Task input —
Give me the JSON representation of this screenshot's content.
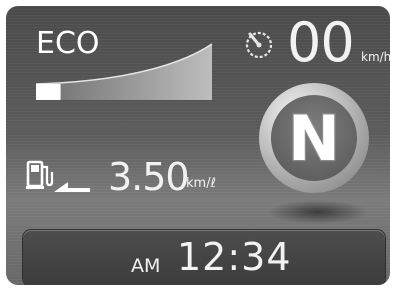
{
  "eco": {
    "label": "ECO",
    "level": 0.14
  },
  "speed": {
    "value": "00",
    "unit": "km/h",
    "icon": "speedometer-icon"
  },
  "gear": {
    "position": "N"
  },
  "fuel_economy": {
    "value": "3.50",
    "unit": "km/ℓ",
    "icon": "fuel-pump-icon"
  },
  "clock": {
    "ampm": "AM",
    "time": "12:34"
  },
  "colors": {
    "text": "#f2f2f2",
    "background": "#5b5b5b",
    "eco_fill": "#ffffff"
  }
}
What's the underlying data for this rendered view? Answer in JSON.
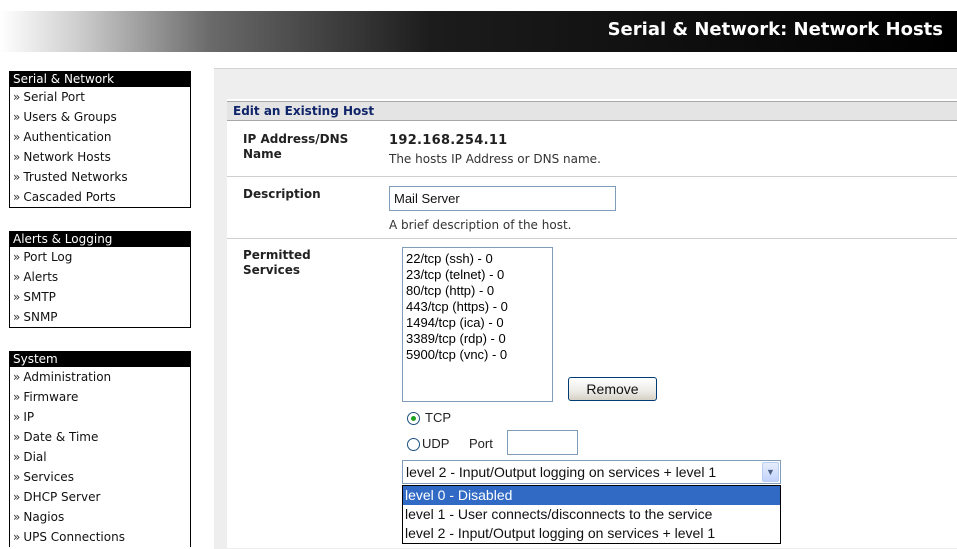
{
  "header": {
    "title": "Serial & Network: Network Hosts"
  },
  "sidebar": {
    "sections": [
      {
        "title": "Serial & Network",
        "items": [
          "Serial Port",
          "Users & Groups",
          "Authentication",
          "Network Hosts",
          "Trusted Networks",
          "Cascaded Ports"
        ]
      },
      {
        "title": "Alerts & Logging",
        "items": [
          "Port Log",
          "Alerts",
          "SMTP",
          "SNMP"
        ]
      },
      {
        "title": "System",
        "items": [
          "Administration",
          "Firmware",
          "IP",
          "Date & Time",
          "Dial",
          "Services",
          "DHCP Server",
          "Nagios",
          "UPS Connections"
        ]
      }
    ],
    "bullet": "»"
  },
  "form": {
    "heading": "Edit an Existing Host",
    "ip": {
      "label": "IP Address/DNS Name",
      "value": "192.168.254.11",
      "help": "The hosts IP Address or DNS name."
    },
    "description": {
      "label": "Description",
      "value": "Mail Server",
      "help": "A brief description of the host."
    },
    "services": {
      "label": "Permitted Services",
      "list": [
        "22/tcp (ssh) - 0",
        "23/tcp (telnet) - 0",
        "80/tcp (http) - 0",
        "443/tcp (https) - 0",
        "1494/tcp (ica) - 0",
        "3389/tcp (rdp) - 0",
        "5900/tcp (vnc) - 0"
      ],
      "remove_button": "Remove",
      "tcp_label": "TCP",
      "udp_label": "UDP",
      "port_label": "Port",
      "port_value": "",
      "selected_protocol": "TCP",
      "log_level_selected": "level 2 - Input/Output logging on services + level 1",
      "log_level_options": [
        "level 0 - Disabled",
        "level 1 - User connects/disconnects to the service",
        "level 2 - Input/Output logging on services + level 1"
      ],
      "highlighted_option": "level 0 - Disabled"
    }
  }
}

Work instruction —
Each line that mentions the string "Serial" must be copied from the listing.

Result below —
    "title": "Serial & Network: Network Hosts"
        "title": "Serial & Network",
          "Serial Port",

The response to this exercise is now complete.